A MONTHLY NEWSLETTER OF THE
SPECIAL NEEDS LIBRARY OF NORTHEAST GEORGIA
The Special Needs Library of Northeast Georgia is a part of your public library and the National Library Service for the Blind and Physically Handicapped, serving Banks, Barrow, Clarke, Elbert, Franklin, Greene, Gwinnett, Habersham, Hancock, Hart, Jackson, Jasper, Madison, Morgan, Oconee, Oglethorpe, Putnam, Rabun, Stephens, Walton and White counties. We do not endorse any product or service mentioned in this newsletter.
Staff: Stacey Chandler, Lavern Gordon, Claudia Markov, Pete Hayek

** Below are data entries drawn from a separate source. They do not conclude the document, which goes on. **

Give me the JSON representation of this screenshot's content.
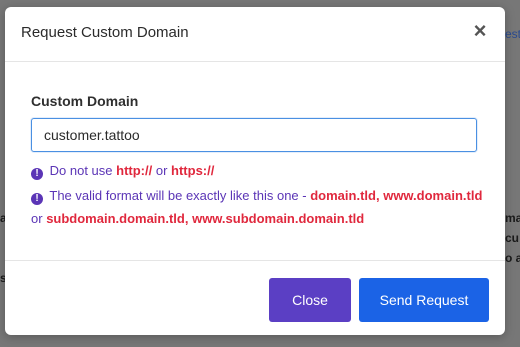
{
  "background": {
    "fragments": [
      "est",
      "a",
      "ma",
      "s",
      "cu",
      "o a"
    ]
  },
  "modal": {
    "title": "Request Custom Domain",
    "close_icon": "×"
  },
  "form": {
    "label": "Custom Domain",
    "value": "customer.tattoo"
  },
  "hints": {
    "hint1": {
      "prefix": "Do not use",
      "http": "http://",
      "or": "or",
      "https": "https://"
    },
    "hint2": {
      "prefix": "The valid format will be exactly like this one -",
      "example1": "domain.tld,",
      "example2": "www.domain.tld",
      "or": "or",
      "example3": "subdomain.domain.tld, www.subdomain.domain.tld"
    }
  },
  "buttons": {
    "close": "Close",
    "send": "Send Request"
  },
  "colors": {
    "accent_purple": "#5b3fc4",
    "primary_blue": "#1b63e6",
    "hint_purple": "#5b35b6",
    "emphasis_red": "#e0283d"
  }
}
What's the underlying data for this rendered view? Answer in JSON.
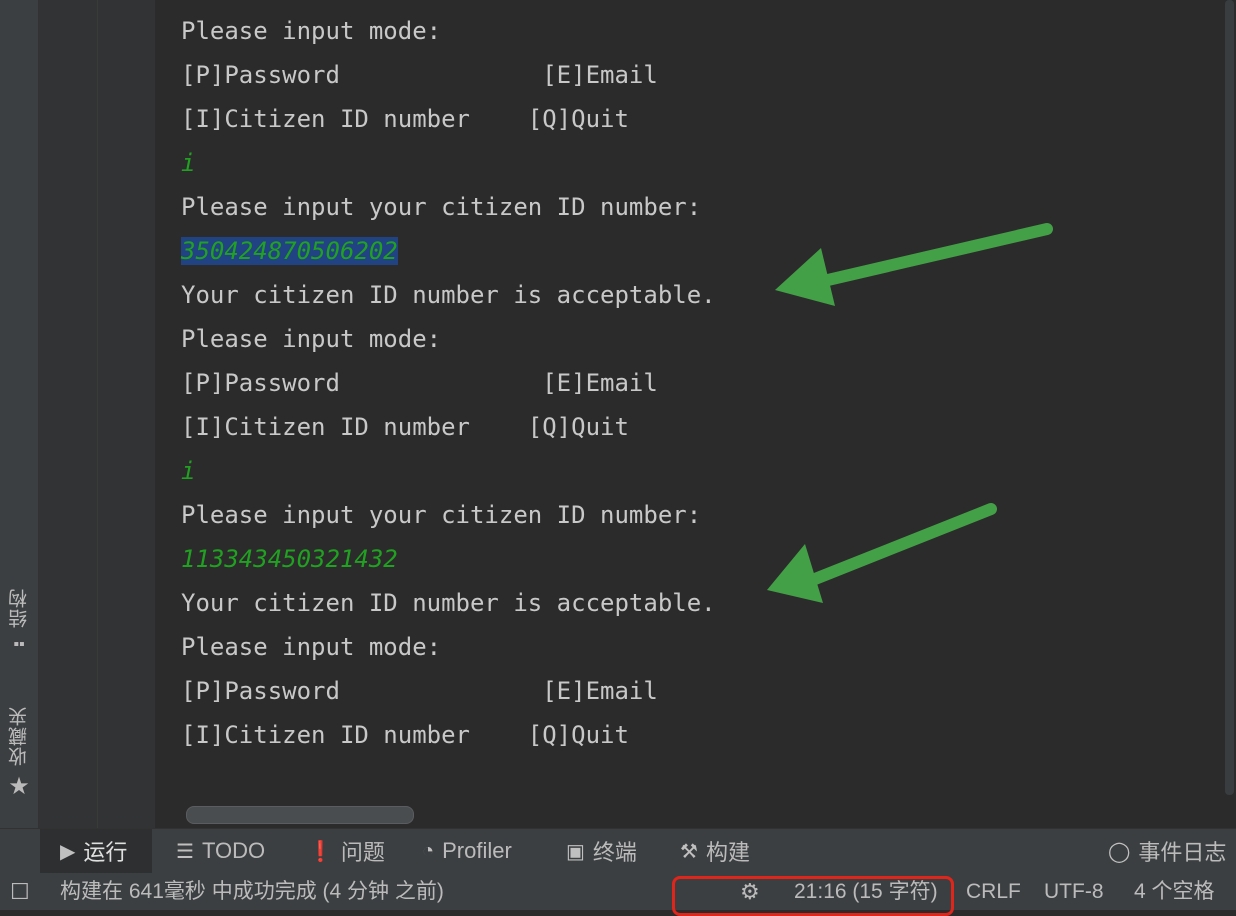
{
  "console": {
    "lines": [
      "Please input mode:",
      "[P]Password              [E]Email",
      "[I]Citizen ID number    [Q]Quit",
      "i",
      "Please input your citizen ID number:",
      "350424870506202",
      "Your citizen ID number is acceptable.",
      "Please input mode:",
      "[P]Password              [E]Email",
      "[I]Citizen ID number    [Q]Quit",
      "i",
      "Please input your citizen ID number:",
      "113343450321432",
      "Your citizen ID number is acceptable.",
      "Please input mode:",
      "[P]Password              [E]Email",
      "[I]Citizen ID number    [Q]Quit"
    ]
  },
  "side_tabs": {
    "structure": "结构",
    "favorites": "收藏夹"
  },
  "toolbar": {
    "run": "运行",
    "todo": "TODO",
    "problems": "问题",
    "profiler": "Profiler",
    "terminal": "终端",
    "build": "构建",
    "event_log": "事件日志"
  },
  "status": {
    "message": "构建在 641毫秒 中成功完成 (4 分钟 之前)",
    "position": "21:16 (15 字符)",
    "line_sep": "CRLF",
    "encoding": "UTF-8",
    "indent": "4 个空格"
  },
  "colors": {
    "annotation_arrow": "#43a047",
    "highlight_box": "#e0251b",
    "input_text": "#21a121",
    "selection": "#214283"
  }
}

Start off Spring with a little Spring Cleaning...
Many of you still have books needed by other readers. Please return any finished
books to us as soon as you can. It may be time to do some spring cleaning as
well! We would appreciate if you or someone could check closets, look under
beds, and check classrooms at school. Also, if you have any magazines you are no
longer interested in, please make sure you return the green containers back to
us. We are running short of the green containers that your talking books are
mailed in. If you have extra green containers lying around, please send those in
Question of the Month
Q: My books are sent automatically and sometimes I receive book number three in
a series but not books one and two. Why does this happen?
A: The computer selects books according to availability and patron’s interest
codes. The computer does not know if a book is part of a series. If this
happens, please call us and we will send or reserve the other books in that
series for you.
Study Group Participants
If you are over 55 and have a vision and hearing loss, you are invited to
participate in a 3-5 year Study Group. The Study Group will be used to examine
the impact of the secondary sensory loss on transportation, community
integration, communication systems, assistive technology access and usage, and
employment. Involvement would be primarily in the form of volunteer surveys and
interviews. If you are interested in participating or would like more
information, please contact:
Ms. B.J. LeJeune, Principal Investigator
Rehabilitation Research and Training Center on Blindness and Low Vision
Mississippi State University
P.O. Box 6189
Mississippi State, MS 39762
Drive for Sight
During the Georgia license renewal process, residents are given the option to
donate $1, to “prevent blindness and preserve the sight of Georgia residents”.
The money goes into the Drive for Sight fund, which is distributed to
vision-related nonprofit agencies-statewide through state contract. The agencies
currently supported by Drive for Sight are Blind and Low Vision Services of
North Georgia, Georgia Eye Bank, Prevent Blindness Georgia, Emory University Eye
Clinic, Medical College of Georgia Health Systems, Savannah Medical College of
Georgia Health Systems, and Savannah Association for the Blind. These agencies
provide vision screenings for 4-year-olds, vision services for the needy,
rehabilitation for people who are blind or have vision loss, diagnosis of eye
disease and public education about the risk for eye problems and the need for
eye donation. Since the program began in 2000, more than $1.5 million has been
donated to the effort by the drivers of Georgia. For more information, call
404-266-0071 or 1-800-477-4448.
Age-Related Macular Degeneration
Age-related macular degeneration is a disease that affects central vision loss
among people over the age of 60. Because only the center of your vision is
usually affected, people rarely go blind from AMD. However, it can sometimes
make it difficult to do everyday activities such as reading, driving, or any
task that may require fine central vision.
The following are some signs of AMD:
If you notice any of these changes, schedule a dilated eye exam as soon as
possible. For information, or to make a contribution to the sight-saving fund,
call 1-800-331-2020 or visit on the Web at www.preventblindness.org
- Straight lines such as telephone poles, streetlight poles, and the sides of
buildings look wavy.
- Written text and/or type can appear blurry.
- A dark empty spot may block the center of your vision.
Reminder: Don’t forget to call us when your name, address, or phone number
changes or for any changes that we may need to know. This will help us serve you
In Their Own Words
If you have ever wondered about the unique qualities that make someone a leader,
perhaps you will find the answers in these autobiographies written by some of
the most famous, or infamous, military leaders of all time.
- RC 35557 It Doesn’t Take a Hero: General H. Norman Schwarzkopf, the
Autobiography by H. Norman Schwarzkopf
- RC 30946 Memoirs of General William T. Sherman by William Tecumseh Sherman
- RC 41549 My American Journey by Colin L. Powell
- RC 32109 My Life on the Plains by George Armstrong Custer
- RC 50672 Napoleon on the Art of War by Napoleon I, Emperor of the French
- RC 24377 Personal Memoirs of U.S. Grant by Ulysses S. Grant
- RC 44090 Reminiscences by Douglas MacArthur
- RC 50099 A Soldier’s Story by Omar Nelson Bradley
- RC 29460 To Hell and Back by Audie Murphy
- RC 48965 Warriors Who Ride the Wind by William F.X. Band